Read the entire article here.
Against the backdrop of a smoke-billowing chimney of a brick kiln and under a tin-roofed shed stuffed with rows of freshly-molded bricks, a class is in session.
Nearly 50 children sit cross-legged attentively practising numerals on their slates. It is an unusual setting but nine-year-old Ashida isn’t complaining as this is the only school she knows of.
In fact, this daughter of an Assamese migrant beams with pride as she displays her neatly-written Hindi alphabets which she picked up in a month. Until last year, she would have spent the first half of the year working in brickkilns and the rest assisting her family in chores back home. “I learn something new in school everyday,” she says coyly.

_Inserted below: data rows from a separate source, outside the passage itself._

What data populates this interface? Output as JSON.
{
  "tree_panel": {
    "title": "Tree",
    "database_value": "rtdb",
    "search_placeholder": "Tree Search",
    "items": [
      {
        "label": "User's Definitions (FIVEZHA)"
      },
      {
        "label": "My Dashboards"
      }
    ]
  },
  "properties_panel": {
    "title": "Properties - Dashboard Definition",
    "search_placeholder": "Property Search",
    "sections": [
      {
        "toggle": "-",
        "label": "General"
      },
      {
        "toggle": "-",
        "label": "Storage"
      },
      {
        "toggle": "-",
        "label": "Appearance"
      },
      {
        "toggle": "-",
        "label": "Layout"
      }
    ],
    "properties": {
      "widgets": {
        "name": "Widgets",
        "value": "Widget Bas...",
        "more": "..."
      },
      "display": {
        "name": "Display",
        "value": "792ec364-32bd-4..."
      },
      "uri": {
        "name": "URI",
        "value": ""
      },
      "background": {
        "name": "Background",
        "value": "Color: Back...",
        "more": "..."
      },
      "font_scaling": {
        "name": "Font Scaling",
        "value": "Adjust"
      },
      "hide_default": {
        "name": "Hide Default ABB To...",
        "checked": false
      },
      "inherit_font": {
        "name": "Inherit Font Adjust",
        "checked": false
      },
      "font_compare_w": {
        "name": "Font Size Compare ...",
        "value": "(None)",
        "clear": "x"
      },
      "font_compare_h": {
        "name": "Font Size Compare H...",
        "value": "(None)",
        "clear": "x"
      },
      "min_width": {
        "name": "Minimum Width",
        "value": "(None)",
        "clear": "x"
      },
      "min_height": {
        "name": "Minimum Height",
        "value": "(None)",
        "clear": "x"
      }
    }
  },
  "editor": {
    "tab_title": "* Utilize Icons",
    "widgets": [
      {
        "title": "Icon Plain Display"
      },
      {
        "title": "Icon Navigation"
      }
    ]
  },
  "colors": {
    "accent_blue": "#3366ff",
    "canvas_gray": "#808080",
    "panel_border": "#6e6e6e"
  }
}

She speaks for about five thousand students who attend 100-odd brick kiln schools across Jhajjar district, Haryana. Known as bhatta-shalas, these schools are a boon for the wards of kiln workers, who miss primary education due to their families’ constant inter-state migration.In May 2007, 70 per cent students did well in the final evaluation and received certificates allowing them admission in regular schools. An ILO-funded tracking system for the bhatta-shala project saw the enrollment of 800 students in their native districts in seven states.
Image Source: Artiii